The reaming 13 bits are read as a signed byte to get the Distance. Just as in Method 0, the value will always be negative, between -1 and -8192.
In the above example, the input stream will result in the following output stream.
Example 2 (with alternative Length byte)
Here is an example of when the three first bits are all zero and the next byte is used for Length instead. The byte is read as an unsigned integer and then 2 is added to it.
As in earlier explained logic, 2 is added the the Length value. In the example above Length is 4.
Example 3 (with End of Stream marker)
To make the Method 1 even more complicated, the alternative Length byte also has a dual usage. If it is set to zero, it means the end of the input stream has been reached.
The output is simply:
Length longer than distance
One important thing to note when decompressing HSQ files, is that the Length value can be a larger number than the Distance. Below is an example of this, where Length is 6 and the Distance is -2.
Here an decompression algorithm can’t read all the bytes from the output before adding them to it again. To make it work, it will need to copy the bytes one by one so the output stream gets longer while the bytes are copied. It should add “03” and “11” again and again until the Length of 6 is achieved. Below is the output.

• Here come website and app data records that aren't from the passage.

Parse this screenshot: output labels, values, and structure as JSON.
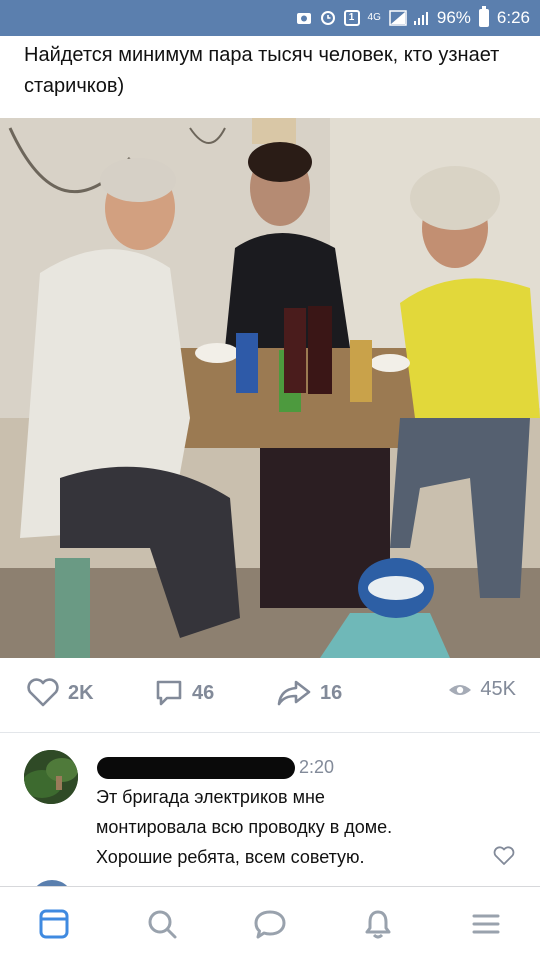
{
  "status_bar": {
    "network": "4G",
    "battery": "96%",
    "time": "6:26",
    "icons": [
      "photo-icon",
      "alarm-icon",
      "sim-icon",
      "network-icon",
      "signal-icon",
      "battery-icon"
    ]
  },
  "post": {
    "text": "Найдется минимум пара тысяч человек, кто узнает старичков)"
  },
  "actions": {
    "likes": "2K",
    "comments": "46",
    "shares": "16",
    "views": "45K"
  },
  "comment": {
    "time": "2:20",
    "text_lines": [
      "Эт бригада электриков мне",
      "монтировала всю проводку в доме.",
      "Хорошие ребята, всем советую."
    ]
  },
  "nav": {
    "items": [
      "news-icon",
      "search-icon",
      "messages-icon",
      "notifications-icon",
      "menu-icon"
    ]
  },
  "colors": {
    "status_bar": "#5b7fae",
    "accent": "#3f8ae0",
    "muted": "#828a99"
  }
}
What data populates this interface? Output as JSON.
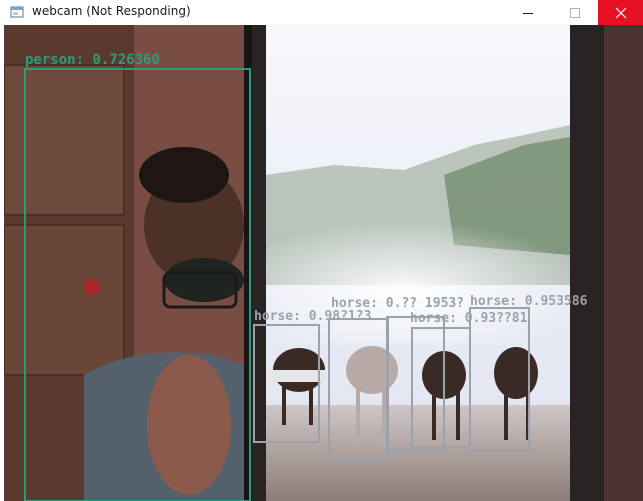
{
  "window": {
    "title": "webcam (Not Responding)",
    "controls": [
      "minimize",
      "maximize",
      "close"
    ]
  },
  "detections": [
    {
      "label": "person: 0.726360",
      "class": "person",
      "color": "#2a9d78"
    },
    {
      "label": "horse: 0.98?1?3",
      "class": "horse",
      "color": "#9aa2ac"
    },
    {
      "label": "horse: 0.?? 1953?",
      "class": "horse",
      "color": "#9aa2ac"
    },
    {
      "label": "horse: 0.953586",
      "class": "horse",
      "color": "#9aa2ac"
    },
    {
      "label": "horse: 0.93??81",
      "class": "horse",
      "color": "#9aa2ac"
    }
  ],
  "colors": {
    "person_box": "#2a9d78",
    "horse_box": "#9aa2ac",
    "close_button": "#e81123"
  }
}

To confirm that I understood how the HSQ compression worked I wrote my own little program. And to really confirm that I understood it, I intentionally wrote it in a different way than the code parts I studied. I also tried to write it in a way that it would make it easy to understand how the compression was done from studying the code.
I have uploaded the code as a text-file to make it easy to study in a web browser. Unit tests are in a separate file.